“The Ghost Dance is even more reason for you to be careful,” Del said on a desperate note. “The Indian agent at Pine Ridge is calling for the army to intervene. A religious movement cannot hold off his anger when it is backed up by white bullets.”
She felt his skin quiver when she placed her hands on his shoulders and turned him back around. “I’ve brought you something to eat,” she said as she covered the wound with a fresh bandage.
“Not that food the other woman brought,” he said.
“The corn soup? You didn’t like it?”
He turned his head toward her and made a face.
She reached into her pocket and drew out a little bundle which she unwrapped to reveal some biscuits left over from breakfast. “I can get you coffee.

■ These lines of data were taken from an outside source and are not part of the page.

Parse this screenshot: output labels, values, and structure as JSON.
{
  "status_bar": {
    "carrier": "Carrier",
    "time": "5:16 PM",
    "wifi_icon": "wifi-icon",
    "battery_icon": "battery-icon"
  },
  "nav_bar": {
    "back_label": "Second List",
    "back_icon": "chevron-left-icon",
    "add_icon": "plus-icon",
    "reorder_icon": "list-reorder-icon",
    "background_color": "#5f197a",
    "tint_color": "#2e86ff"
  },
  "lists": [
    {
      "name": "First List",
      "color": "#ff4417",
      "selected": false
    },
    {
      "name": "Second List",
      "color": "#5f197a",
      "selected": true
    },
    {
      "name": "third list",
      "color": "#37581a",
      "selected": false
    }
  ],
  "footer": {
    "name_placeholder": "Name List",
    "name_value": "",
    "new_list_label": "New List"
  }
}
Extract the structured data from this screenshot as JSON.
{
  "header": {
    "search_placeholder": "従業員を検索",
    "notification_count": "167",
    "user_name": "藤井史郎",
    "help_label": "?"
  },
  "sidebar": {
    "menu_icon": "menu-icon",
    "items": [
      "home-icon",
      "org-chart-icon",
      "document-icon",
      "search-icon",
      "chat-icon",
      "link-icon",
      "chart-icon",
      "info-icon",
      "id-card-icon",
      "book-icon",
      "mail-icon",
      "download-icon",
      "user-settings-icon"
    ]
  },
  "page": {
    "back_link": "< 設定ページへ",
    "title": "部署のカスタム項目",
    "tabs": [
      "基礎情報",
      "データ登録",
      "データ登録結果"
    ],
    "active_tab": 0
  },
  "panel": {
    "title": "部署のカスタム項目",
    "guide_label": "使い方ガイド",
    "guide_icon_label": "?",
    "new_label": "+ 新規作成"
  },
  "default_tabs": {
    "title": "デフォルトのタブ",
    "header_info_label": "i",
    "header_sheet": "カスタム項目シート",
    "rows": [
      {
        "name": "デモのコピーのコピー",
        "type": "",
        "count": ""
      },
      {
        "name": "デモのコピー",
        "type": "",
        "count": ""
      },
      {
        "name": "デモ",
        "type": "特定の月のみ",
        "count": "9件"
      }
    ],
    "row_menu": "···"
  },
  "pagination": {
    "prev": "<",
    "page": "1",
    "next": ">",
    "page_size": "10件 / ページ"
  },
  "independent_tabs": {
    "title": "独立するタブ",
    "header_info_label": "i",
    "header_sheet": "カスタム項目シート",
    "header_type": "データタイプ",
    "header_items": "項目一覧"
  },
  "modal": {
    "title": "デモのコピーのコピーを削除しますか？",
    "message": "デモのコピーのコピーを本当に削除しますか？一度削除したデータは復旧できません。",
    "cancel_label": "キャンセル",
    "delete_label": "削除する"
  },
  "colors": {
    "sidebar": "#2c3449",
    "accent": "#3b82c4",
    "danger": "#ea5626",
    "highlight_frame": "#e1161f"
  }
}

As I recall, you do like coffee.”
There were so many other things about him that she recalled, but this was not the time for reminiscing, not with Nate on the way.
No sooner did the thought of Nate enter her mind than they both heard the sound of wagon wheels approaching on the dry, dusty road.
Crow Eagle froze with a biscuit half-way to his mouth. “Someone comes.”
“It’s just a friend. We’re going for a ride. I’ll be back before the sun is down. Will you still be here?” Please don’t go, she breathed to herself. She held her breath for his reply.
“I will stay.”
Her features relaxed in a secret smile. Suppressing the urge to touch him again and bury her face in his long, dark hair, she rose and left.
When she was gone, Crow Eagle went to the big barn door she closed behind her and peered through a crack in the weathered timber. A white man was waiting for her beside a buggy. The wind blew open his coat to reveal a pair of holstered six-shooters.
He did not like the familiarity of the white man’s hands around Del’s waist as he lifted her into the buggy. With a surge of resentment he turned away. Dark thoughts attacked him. Would she give herself to that white man? Would she open her arms to him willingly? Would she joyfully spread her legs and wrap them around him? Had she already done so? Why should he care who she gave herself to? She was not his woman, no matter how many times over the years he had thought about her and wished it.
Her woman’s scent was gone now, leaving only the smell of horse dung and sour milk, and the blue eyes in which he’d felt himself drowning were shining on another man’s face. He felt his temper rise. He was sorry now that he said he would stay. He should get on his pony and leave this place and never come back. Looking down at the half-eaten biscuit still in his hand, he flung it across the barn.